BEGIN GIVEN RECORDS

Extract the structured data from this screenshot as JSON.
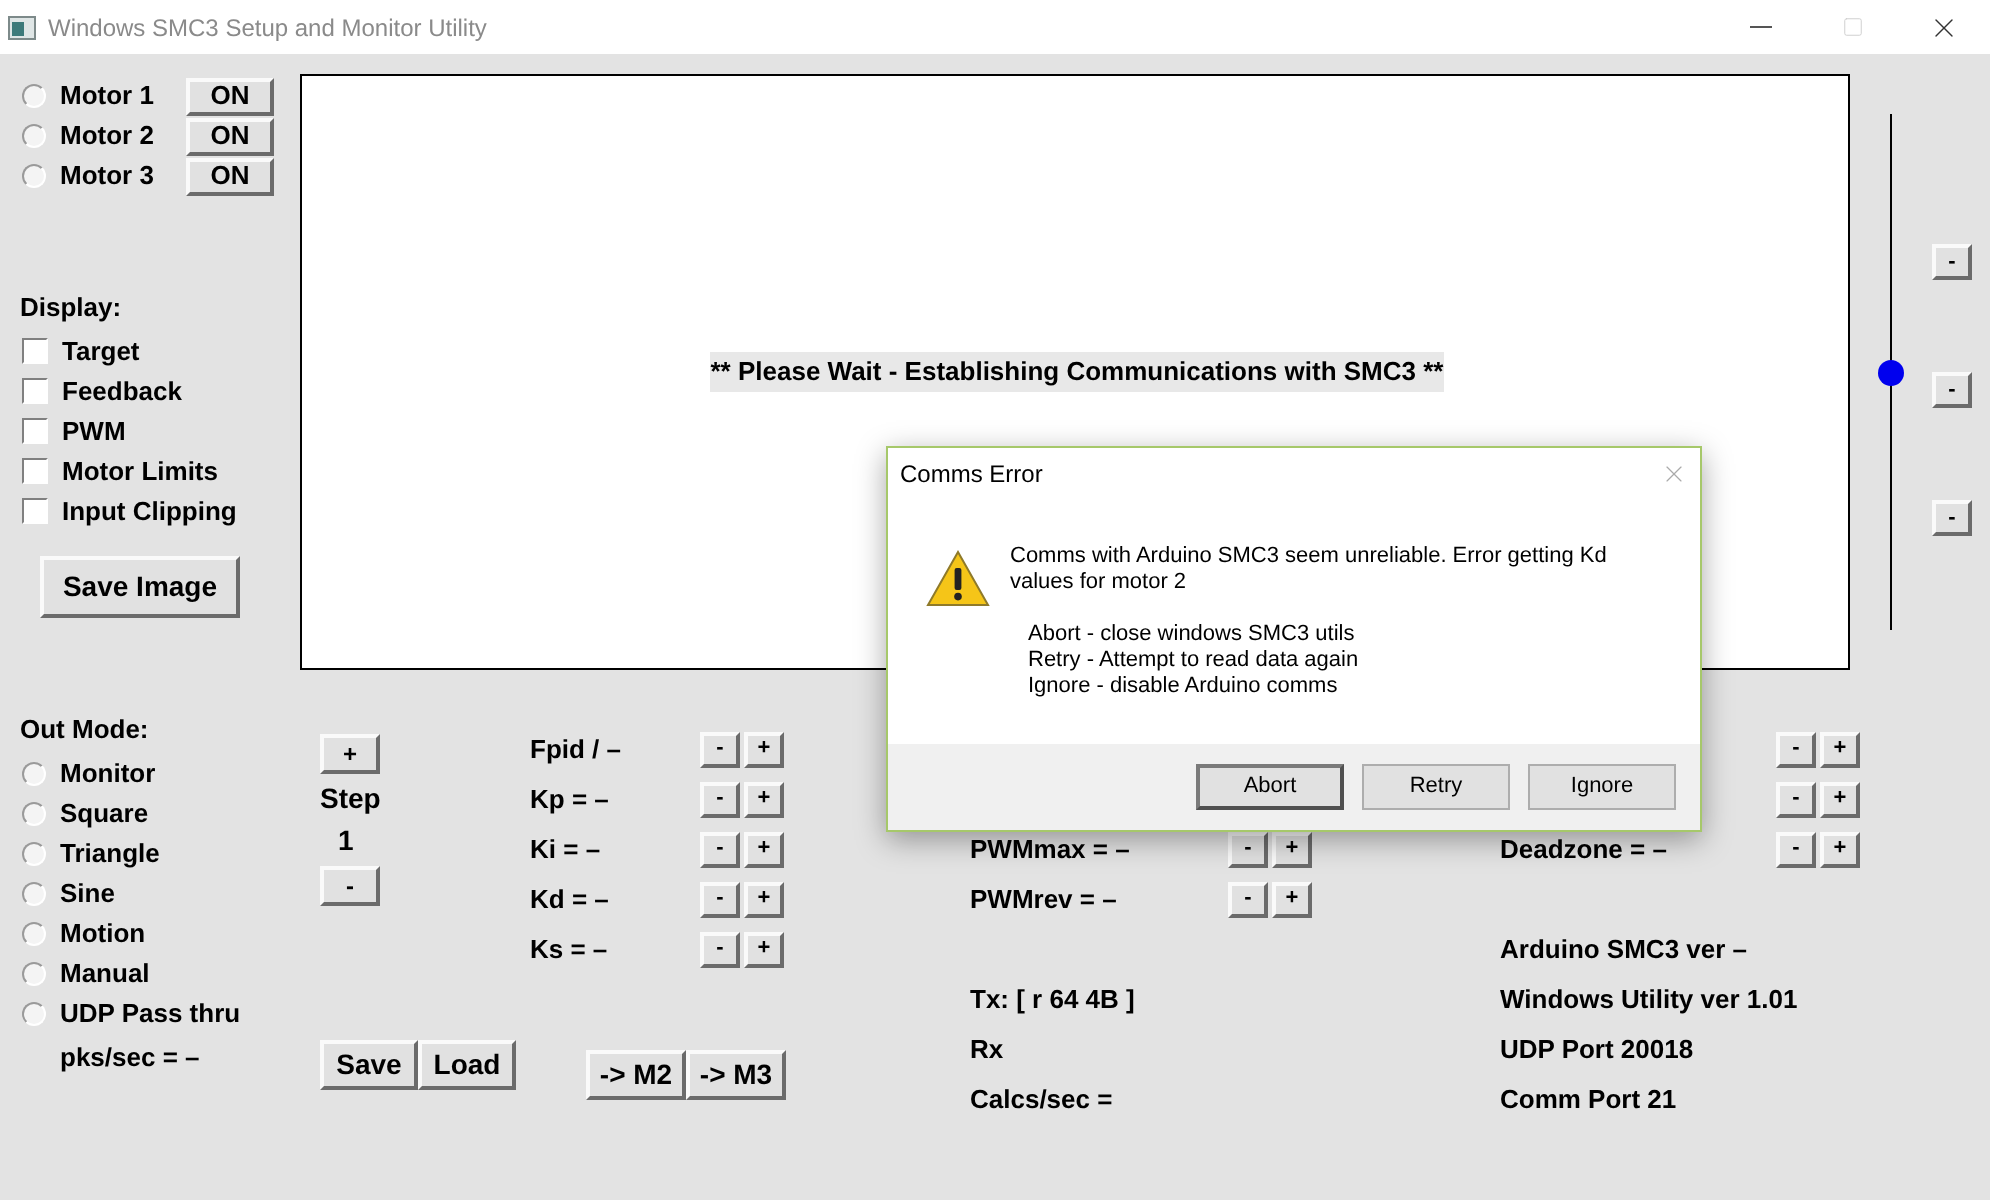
{
  "window": {
    "title": "Windows SMC3 Setup and Monitor Utility"
  },
  "motors": [
    {
      "label": "Motor 1",
      "selected": false,
      "button": "ON"
    },
    {
      "label": "Motor 2",
      "selected": false,
      "button": "ON"
    },
    {
      "label": "Motor 3",
      "selected": false,
      "button": "ON"
    }
  ],
  "display": {
    "heading": "Display:",
    "options": [
      {
        "label": "Target",
        "checked": false
      },
      {
        "label": "Feedback",
        "checked": false
      },
      {
        "label": "PWM",
        "checked": false
      },
      {
        "label": "Motor Limits",
        "checked": false
      },
      {
        "label": "Input Clipping",
        "checked": false
      }
    ]
  },
  "save_image_button": "Save Image",
  "graph": {
    "message": "** Please Wait - Establishing Communications with SMC3 **"
  },
  "scale_slider": {
    "level": 0.5,
    "buttons": [
      "-",
      "-",
      "-"
    ]
  },
  "out_mode": {
    "heading": "Out Mode:",
    "options": [
      {
        "label": "Monitor",
        "selected": false
      },
      {
        "label": "Square",
        "selected": false
      },
      {
        "label": "Triangle",
        "selected": false
      },
      {
        "label": "Sine",
        "selected": false
      },
      {
        "label": "Motion",
        "selected": false
      },
      {
        "label": "Manual",
        "selected": false
      },
      {
        "label": "UDP Pass thru",
        "selected": false
      }
    ],
    "rate": "pks/sec = –"
  },
  "step": {
    "increment": "+",
    "label": "Step",
    "value": "1",
    "decrement": "-"
  },
  "file_buttons": [
    "Save",
    "Load"
  ],
  "copy_buttons": [
    "-> M2",
    "-> M3"
  ],
  "pid_params": [
    {
      "label": "Fpid / –",
      "minus": "-",
      "plus": "+"
    },
    {
      "label": "Kp = –",
      "minus": "-",
      "plus": "+"
    },
    {
      "label": "Ki = –",
      "minus": "-",
      "plus": "+"
    },
    {
      "label": "Kd = –",
      "minus": "-",
      "plus": "+"
    },
    {
      "label": "Ks = –",
      "minus": "-",
      "plus": "+"
    }
  ],
  "pwm_params": [
    {
      "label": "PWMmax = –",
      "minus": "-",
      "plus": "+"
    },
    {
      "label": "PWMrev = –",
      "minus": "-",
      "plus": "+"
    }
  ],
  "comms_status": [
    "Tx: [ r 64 4B ]",
    "Rx",
    "Calcs/sec ="
  ],
  "limit_params": [
    {
      "minus": "-",
      "plus": "+"
    },
    {
      "minus": "-",
      "plus": "+"
    },
    {
      "label": "Deadzone = –",
      "minus": "-",
      "plus": "+"
    }
  ],
  "info": [
    "Arduino SMC3 ver –",
    "Windows Utility ver 1.01",
    "UDP Port 20018",
    "Comm Port 21"
  ],
  "dialog": {
    "title": "Comms Error",
    "message": "Comms with Arduino SMC3 seem unreliable. Error getting Kd values for motor 2",
    "options": [
      "Abort - close windows SMC3 utils",
      "Retry - Attempt to read data again",
      "Ignore - disable Arduino comms"
    ],
    "buttons": [
      {
        "label": "Abort",
        "default": true
      },
      {
        "label": "Retry",
        "default": false
      },
      {
        "label": "Ignore",
        "default": false
      }
    ]
  }
}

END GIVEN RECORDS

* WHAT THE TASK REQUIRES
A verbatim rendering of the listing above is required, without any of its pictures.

* EXPECTED ANSWER
Extract the structured data from this screenshot as JSON.
{
  "window": {
    "title": "Windows SMC3 Setup and Monitor Utility"
  },
  "motors": [
    {
      "label": "Motor 1",
      "selected": false,
      "button": "ON"
    },
    {
      "label": "Motor 2",
      "selected": false,
      "button": "ON"
    },
    {
      "label": "Motor 3",
      "selected": false,
      "button": "ON"
    }
  ],
  "display": {
    "heading": "Display:",
    "options": [
      {
        "label": "Target",
        "checked": false
      },
      {
        "label": "Feedback",
        "checked": false
      },
      {
        "label": "PWM",
        "checked": false
      },
      {
        "label": "Motor Limits",
        "checked": false
      },
      {
        "label": "Input Clipping",
        "checked": false
      }
    ]
  },
  "save_image_button": "Save Image",
  "graph": {
    "message": "** Please Wait - Establishing Communications with SMC3 **"
  },
  "scale_slider": {
    "level": 0.5,
    "buttons": [
      "-",
      "-",
      "-"
    ]
  },
  "out_mode": {
    "heading": "Out Mode:",
    "options": [
      {
        "label": "Monitor",
        "selected": false
      },
      {
        "label": "Square",
        "selected": false
      },
      {
        "label": "Triangle",
        "selected": false
      },
      {
        "label": "Sine",
        "selected": false
      },
      {
        "label": "Motion",
        "selected": false
      },
      {
        "label": "Manual",
        "selected": false
      },
      {
        "label": "UDP Pass thru",
        "selected": false
      }
    ],
    "rate": "pks/sec = –"
  },
  "step": {
    "increment": "+",
    "label": "Step",
    "value": "1",
    "decrement": "-"
  },
  "file_buttons": [
    "Save",
    "Load"
  ],
  "copy_buttons": [
    "-> M2",
    "-> M3"
  ],
  "pid_params": [
    {
      "label": "Fpid / –",
      "minus": "-",
      "plus": "+"
    },
    {
      "label": "Kp = –",
      "minus": "-",
      "plus": "+"
    },
    {
      "label": "Ki = –",
      "minus": "-",
      "plus": "+"
    },
    {
      "label": "Kd = –",
      "minus": "-",
      "plus": "+"
    },
    {
      "label": "Ks = –",
      "minus": "-",
      "plus": "+"
    }
  ],
  "pwm_params": [
    {
      "label": "PWMmax = –",
      "minus": "-",
      "plus": "+"
    },
    {
      "label": "PWMrev = –",
      "minus": "-",
      "plus": "+"
    }
  ],
  "comms_status": [
    "Tx: [ r 64 4B ]",
    "Rx",
    "Calcs/sec ="
  ],
  "limit_params": [
    {
      "minus": "-",
      "plus": "+"
    },
    {
      "minus": "-",
      "plus": "+"
    },
    {
      "label": "Deadzone = –",
      "minus": "-",
      "plus": "+"
    }
  ],
  "info": [
    "Arduino SMC3 ver –",
    "Windows Utility ver 1.01",
    "UDP Port 20018",
    "Comm Port 21"
  ],
  "dialog": {
    "title": "Comms Error",
    "message": "Comms with Arduino SMC3 seem unreliable. Error getting Kd values for motor 2",
    "options": [
      "Abort - close windows SMC3 utils",
      "Retry - Attempt to read data again",
      "Ignore - disable Arduino comms"
    ],
    "buttons": [
      {
        "label": "Abort",
        "default": true
      },
      {
        "label": "Retry",
        "default": false
      },
      {
        "label": "Ignore",
        "default": false
      }
    ]
  }
}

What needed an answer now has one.